So I guess I’ll have to rob two banks next month, right?
Dear Word Detective: So, my husband and I were talking over some finer points of our finances, when he mentioned that, as a married couple, we are one flesh and one pocketbook. It struck me for the first time what an odd word “pocketbook” is for a woman’s purse or handbag. I know that “purse,” “pouch,” and “pocket” all come from the same root word, but where does the “book” part come in? Also, it seems that using “pocketbook” instead of “handbag” or “purse” is a regional thing (my grandmother from the outskirts of Philly would never be caught without her pocketbook!). Is this the case? — Heather.
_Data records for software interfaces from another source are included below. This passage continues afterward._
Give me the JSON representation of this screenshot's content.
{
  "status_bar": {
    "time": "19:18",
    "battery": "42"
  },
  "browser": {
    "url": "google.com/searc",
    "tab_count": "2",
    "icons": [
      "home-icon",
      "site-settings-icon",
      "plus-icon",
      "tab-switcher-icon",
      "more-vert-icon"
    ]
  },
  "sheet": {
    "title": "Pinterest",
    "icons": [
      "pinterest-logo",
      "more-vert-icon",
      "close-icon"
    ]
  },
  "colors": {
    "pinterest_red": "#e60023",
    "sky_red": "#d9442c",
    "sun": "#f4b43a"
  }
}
Aw, that’s sweet. Gosh, aren’t those budget discussions fun? I especially enjoy the ones at 4 am. Don’t get me wrong; I’m glad somebody in our house is paying attention to this stuff. My financial planning doesn’t amount to much beyond turning out the lights when I leave a room and watching for bargains on peanut butter.
Onward. Our modern words “pouch” and “pocket” are indeed related, but “purse” is actually from a completely unrelated source. Both “pocket” and “pouch” can be traced to the Old French “poche” (“bag”), which also gave us “poke,” a large sack. (This “poke” is best known from the admonition “Don’t buy a pig in a poke,” originally warning of dishonest merchants who were said to pass off stray cats in burlap bags as energetic sucking pigs.) The same root also gave us “to poach,” to illegally hunt game animals, which were then furtively stuffed in sacks.
“Purse,” on the other hand, comes from the Late Latin “bursa,” which meant “animal hide, leather” as well as “money bag” (and also gave us “bursar,” an official in charge of funds at an institution). The change of the initial “b” to a “p” was probably influenced by the Old English word “pusa,” from Germanic roots, also meaning “bag.”
When “purse” first appeared in Old English (and, indeed, for most of its history), it meant a small bag, usually made of leather or another flexible material, with a secure closure at its top, used by both men and women to carry money (and today often called a “coin purse”). “Purse” quickly developed several extended and figurative meanings, e.g., the amount of money at stake in a horse race or the sum of one’s personal wealth. The tight closure of purses gave us the verb phrase “to purse one’s lips,” meaning to press them tightly together. “Purse” was also used to mean several other sorts of bags, and in the US of the mid-1950s, it became common for the larger handbag carried by women to be termed a “purse.”
When “pocketbook” first appeared in the early 17th century, it meant simply a book small enough to fit in one’s pocket, but soon came to mean a leather folder in which notes, bills, important documents and other items could be carried. Not until the early 19th century was “pocketbook” used to mean a large purse (often with handles) carried by women and containing various necessities (usually including a small “purse” for money). “Pocketbook,” like “purse,” soon acquired a variety of figurative meanings, and the perpetual budget fights in Congress often invoke dire warnings about the nation’s “pocketbook.”
In terms of usage, “pocketbook” for a large purse is most often heard in the US; the same item in the UK is more often simply called a “purse.” Within the US, both “pocketbook” and “purse” are popular in the east (with “pocketbook” having an edge in New England), but in western states “purse” is far more common. The ungainly term “handbag,” commonly found in advertising, news stories and police blotters, is apparently remarkably unpopular among women in the real world, although the short form “bag” is often used. “Clutch” (short for “clutch bag,” a small handbag without straps or handles) appeared in the late 1940s.